The character Ken, played by Marshall Manley, of Lexington, remembered a moment from his childhood triggered by the freshly painted red canvas during the Red dress rehearsal at the Actors Guild in Lexington on Tuesday, January 22, 2013. Photo by Briana Scroggins.
What started out a couple of decades ago as Richmond Community Theatre has grown into Rose Barn Theatre. While the group no longer performs in the tobacco barn that gave them their current name, community is still a very big part of the mission. Art's Weekly's Roger Duvall talked with Alice Jones, one of the actors in the current production of Steel Magnolias.
Credit Kelli R. by LaToya M. Hobbs (Lafayette, IN)
The mountains meet the Jersey Shore in a production staged this weekend in central Kentucky. Also, the season for Bluegrass music begins, if ever really ended, in Clay City. And, an art show that zooms in on the purely human form returns to Lexington. Rich Copley, who covers culture for the Lexington Herald Leader, offers a preview of this weekend's events.

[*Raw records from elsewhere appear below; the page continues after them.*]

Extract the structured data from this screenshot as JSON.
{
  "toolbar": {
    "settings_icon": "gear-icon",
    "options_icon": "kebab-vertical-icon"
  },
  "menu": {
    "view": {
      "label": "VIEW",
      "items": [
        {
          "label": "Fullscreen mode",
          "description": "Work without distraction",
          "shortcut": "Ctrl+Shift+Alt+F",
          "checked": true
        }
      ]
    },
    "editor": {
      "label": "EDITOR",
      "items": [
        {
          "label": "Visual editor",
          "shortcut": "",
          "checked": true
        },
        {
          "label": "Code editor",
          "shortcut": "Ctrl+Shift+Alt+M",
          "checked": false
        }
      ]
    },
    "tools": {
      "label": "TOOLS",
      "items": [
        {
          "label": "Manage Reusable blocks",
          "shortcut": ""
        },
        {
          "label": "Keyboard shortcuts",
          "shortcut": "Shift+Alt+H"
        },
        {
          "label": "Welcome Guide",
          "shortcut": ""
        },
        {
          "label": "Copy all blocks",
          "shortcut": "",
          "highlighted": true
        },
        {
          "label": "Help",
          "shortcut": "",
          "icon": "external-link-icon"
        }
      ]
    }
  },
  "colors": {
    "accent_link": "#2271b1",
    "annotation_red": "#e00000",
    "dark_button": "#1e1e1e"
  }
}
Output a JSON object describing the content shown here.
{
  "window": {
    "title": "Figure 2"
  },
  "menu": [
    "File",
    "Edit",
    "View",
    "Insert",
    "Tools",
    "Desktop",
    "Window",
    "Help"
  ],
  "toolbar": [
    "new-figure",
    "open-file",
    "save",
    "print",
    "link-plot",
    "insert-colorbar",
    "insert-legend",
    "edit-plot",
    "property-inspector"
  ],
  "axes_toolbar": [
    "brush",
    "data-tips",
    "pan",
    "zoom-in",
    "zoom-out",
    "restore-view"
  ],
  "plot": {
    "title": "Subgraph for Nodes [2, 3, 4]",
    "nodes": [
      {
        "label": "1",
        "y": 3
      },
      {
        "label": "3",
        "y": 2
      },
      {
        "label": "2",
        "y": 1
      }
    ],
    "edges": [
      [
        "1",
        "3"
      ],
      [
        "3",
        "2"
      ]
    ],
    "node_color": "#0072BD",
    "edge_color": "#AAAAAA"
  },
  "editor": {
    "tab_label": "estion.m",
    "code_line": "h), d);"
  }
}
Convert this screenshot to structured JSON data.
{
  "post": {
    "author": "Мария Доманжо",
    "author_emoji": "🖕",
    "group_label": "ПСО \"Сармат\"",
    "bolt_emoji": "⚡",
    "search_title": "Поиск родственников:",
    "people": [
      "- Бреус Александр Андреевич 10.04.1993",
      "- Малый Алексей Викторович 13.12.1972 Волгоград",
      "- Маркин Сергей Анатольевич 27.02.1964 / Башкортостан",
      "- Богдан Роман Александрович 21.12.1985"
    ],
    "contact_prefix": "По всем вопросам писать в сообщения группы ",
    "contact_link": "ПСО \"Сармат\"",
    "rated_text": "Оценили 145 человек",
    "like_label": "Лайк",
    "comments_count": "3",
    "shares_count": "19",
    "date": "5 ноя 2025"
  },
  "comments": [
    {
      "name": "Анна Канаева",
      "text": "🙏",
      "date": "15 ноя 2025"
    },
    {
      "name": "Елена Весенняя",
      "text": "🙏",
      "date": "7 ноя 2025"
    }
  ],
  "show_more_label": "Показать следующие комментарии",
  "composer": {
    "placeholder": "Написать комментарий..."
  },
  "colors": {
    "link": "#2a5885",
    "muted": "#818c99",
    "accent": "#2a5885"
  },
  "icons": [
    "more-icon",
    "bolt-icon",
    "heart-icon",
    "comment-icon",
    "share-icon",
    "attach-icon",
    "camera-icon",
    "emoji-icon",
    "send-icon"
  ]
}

On December 24th, 1945, a small town businessman from upstate New York was in the fight of his life. Deeply troubled by a fiscal misdeed, 38-year-old George Bailey was suicidal. That evening’s events have since evolved into an American myth. Today, we re-examine his vision and explore other interpretations, including a couple of theories his “guardian angel” was not heaven sent.
This napkin ring set from Quito, Ecuador will be part of the exhibit.
When weaving a basket, form does not necessarily follow function. The basket-making tradition runs deep in both Appalachian and the Andean Mountains of South America. Arts professor Herb Goldman says the baskets may share the same job, but, they often look quite different. Goldman, who teaches at Eastern Kentucky University, recently curated a show for the Lexington Public Library.
The Kings Singers are a vocal ensemble with a range that crosses boundaries….both stylistically and geographically. In fact, during the past year, the six-member group has performed in over three dozen countries. They sing the work of contemporary composers, long-established classics and even specially-commissioned pieces. Kings Singers, Jonathan Howard and Paul Phoenix, spoke with John Hingsbergen about the group itself and Friday night’s performance of “Travel Songs” at Centre College’s Norton Center for the Arts.
When a celebrated piece of sacred music is performed next Friday inside the Singletary Center, there’s a lot of room for conflict. The composer of the Five Mystical Songs was Ralph Vaughn Williams, who was an agnostic. But,Vaughn-Williams uses poetry written in the 16-hundreds by an Anglican priest.